WAITSBURG, Wash. — Lavender has been used as a fragrance, a medicine and a seasoning for centuries.
Its only been in the past decade or so that lavender has re-emerged from the perfume bottle and linen closet to become one of the most popular multipurpose herbs.
It really became a favorite with everyone from perfumers to chefs in 1999, when it finally was recognized as an herb, said Linda Ham-Holbrook, owner of Sleepy Hollow Lavender in Waitsburg.
People try and experiment with different wines and cheeses, why not herbs? If youve ever used the herb mixture Herbes de Provence, youve cooked with lavender, she said. I put it in everything. Its part of the mint family, so if you dont have rosemary, use lavender. If you dont have marjoram, throw in lavender.
Theres so much you can do with lavender. You can use it all except the roots, she said.
Ham-Holbrook and her husband, Calvin, planted 3.5 acres of lavender in 2004, mainly the Grosso and Provence varieties.
Where we live, right at the foot of the Blue Mountains, lavender is something that will grow. Once its planted, you dont have to keep replanting it each year. And the deer dont bother it thats a big plus, she said.
Western Washington farmers have been growing lavender for decades, especially on the Olympic Peninsula in the Sequim-Port Angeles area.
Growers there put on an annual lavender festival at the end of July that features seven farms with a total of 60 acres of the fragrant herb. Together, the growers have more than 80,000 lavender plants in the ground, but there are nine other nurseries and growers who sell about 200,000 plants each year.
But as well as it grows in the damp dirt of the west side, lavender actually is a Mediterranean plant that likes the same growing conditions as wine grapes.
On the west side, they have to grow their plants in mounds to allow the rainwater to drain away. And it does not require full sun, it demands full sun, said Barbara Lauby. With our sunny, dry climate, we have the perfect growing conditions.

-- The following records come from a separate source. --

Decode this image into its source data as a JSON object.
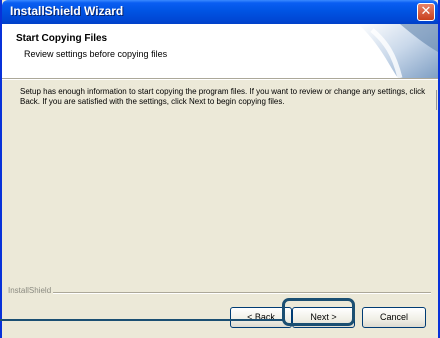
{
  "window": {
    "title": "InstallShield Wizard",
    "close_glyph": "✕"
  },
  "header": {
    "title": "Start Copying Files",
    "subtitle": "Review settings before copying files"
  },
  "body": {
    "message": "Setup has enough information to start copying the program files. If you want to review or change any settings, click Back. If you are satisfied with the settings, click Next to begin copying files."
  },
  "footer": {
    "brand": "InstallShield"
  },
  "buttons": {
    "back": "< Back",
    "next": "Next >",
    "cancel": "Cancel"
  },
  "colors": {
    "titlebar": "#0054e3",
    "highlight": "#1b4f72"
  }
}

Barbara Lauby, her husband Jim Macica and her sister, Gerry Lauby owners of Bywater Farm Lavender in Prosser began growing eight to nine varieties of lavender commercially about 2005. They normally cultivate 500 or more plants though they didnt have quite so many last year.

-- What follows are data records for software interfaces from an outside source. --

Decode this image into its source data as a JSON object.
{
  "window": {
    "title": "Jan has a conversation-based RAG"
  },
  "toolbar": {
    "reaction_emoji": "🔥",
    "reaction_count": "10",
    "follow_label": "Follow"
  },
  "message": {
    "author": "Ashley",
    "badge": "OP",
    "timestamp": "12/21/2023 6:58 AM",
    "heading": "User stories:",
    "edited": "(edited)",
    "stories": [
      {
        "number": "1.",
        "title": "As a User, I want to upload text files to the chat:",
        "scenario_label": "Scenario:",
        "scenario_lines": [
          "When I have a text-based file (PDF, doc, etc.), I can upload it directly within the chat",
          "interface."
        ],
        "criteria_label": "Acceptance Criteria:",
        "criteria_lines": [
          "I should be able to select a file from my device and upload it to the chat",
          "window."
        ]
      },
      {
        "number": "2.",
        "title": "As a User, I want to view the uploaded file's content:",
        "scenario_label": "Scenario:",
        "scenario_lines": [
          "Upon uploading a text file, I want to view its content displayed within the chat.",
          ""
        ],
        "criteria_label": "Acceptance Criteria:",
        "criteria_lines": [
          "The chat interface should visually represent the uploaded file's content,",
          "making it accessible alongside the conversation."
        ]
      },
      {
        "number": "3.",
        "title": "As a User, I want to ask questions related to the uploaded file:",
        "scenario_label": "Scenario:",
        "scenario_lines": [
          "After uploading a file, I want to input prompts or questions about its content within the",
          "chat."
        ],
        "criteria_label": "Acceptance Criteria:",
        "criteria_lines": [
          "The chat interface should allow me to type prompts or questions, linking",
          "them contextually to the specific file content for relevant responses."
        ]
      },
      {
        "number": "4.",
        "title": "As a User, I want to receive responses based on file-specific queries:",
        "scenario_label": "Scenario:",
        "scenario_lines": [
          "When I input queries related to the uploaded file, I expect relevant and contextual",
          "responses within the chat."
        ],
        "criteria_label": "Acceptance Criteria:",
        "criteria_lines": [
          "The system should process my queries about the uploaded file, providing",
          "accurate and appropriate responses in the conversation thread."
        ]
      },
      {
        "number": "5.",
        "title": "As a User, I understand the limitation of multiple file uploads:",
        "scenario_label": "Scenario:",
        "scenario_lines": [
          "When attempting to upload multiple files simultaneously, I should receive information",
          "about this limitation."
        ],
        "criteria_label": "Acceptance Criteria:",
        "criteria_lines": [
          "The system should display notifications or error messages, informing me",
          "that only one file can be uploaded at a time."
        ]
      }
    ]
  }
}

(2011s) winter was hard on our plants. We lost most of the Super Bee (variety) and some others are coming to the end of their useful life for one reason or another, so were replacing them, Barbara said.
In Lowden, Karen and Jean-Paul Grimaud, owners of Blue Mountain Lavender Farm, grow 15 varieties on 10 acres, and Bella Terra Gardens in Zillah and Purple Ridge Lavender in Hermiston have several acres under cultivation.
There are two general types of lavender, angustifolia and lavandins. The angustifolia, sometimes called English lavender, grows to 2 to 21⁄2 feet tall and has narrow leaves and short stems with barrel-shaped flower heads. The lavandins are a sterile hybrid cross and grow as much as 3 feet high with wider leaves and spiky flower heads.
There are around a hundred, maybe more varieties of lavender, Barbara said. And theyre not all lavender, which surprises people. They come in many shades of blue-purple, from very dark to very light, plus pink and white. Everyone has a different look, a different smell and a different flavor.
The buds also vary in size, shape and texture.
Royal Velvet has a dark purple-blue flower bud that feels velvety. Grosso buds are medium to dark purple-blue and have a hard feel, Barbara said.
While the leaves and stems of lavender have some fragrance, the scent is mainly concentrated in the flowers.
Thats what we use for sachet pillows and bags and whats used to make the essential oils we use in the candles, lotions and soaps, Barbara said.
Bywater Farm Lavender products can be found on the internet at www.bywaterfarm.com. Or watch for Barbara Lauby and Jim Macica at Mid-Columbia arts and craft shows. For more information on the lavender festival, go to www.lavenderfestival.com.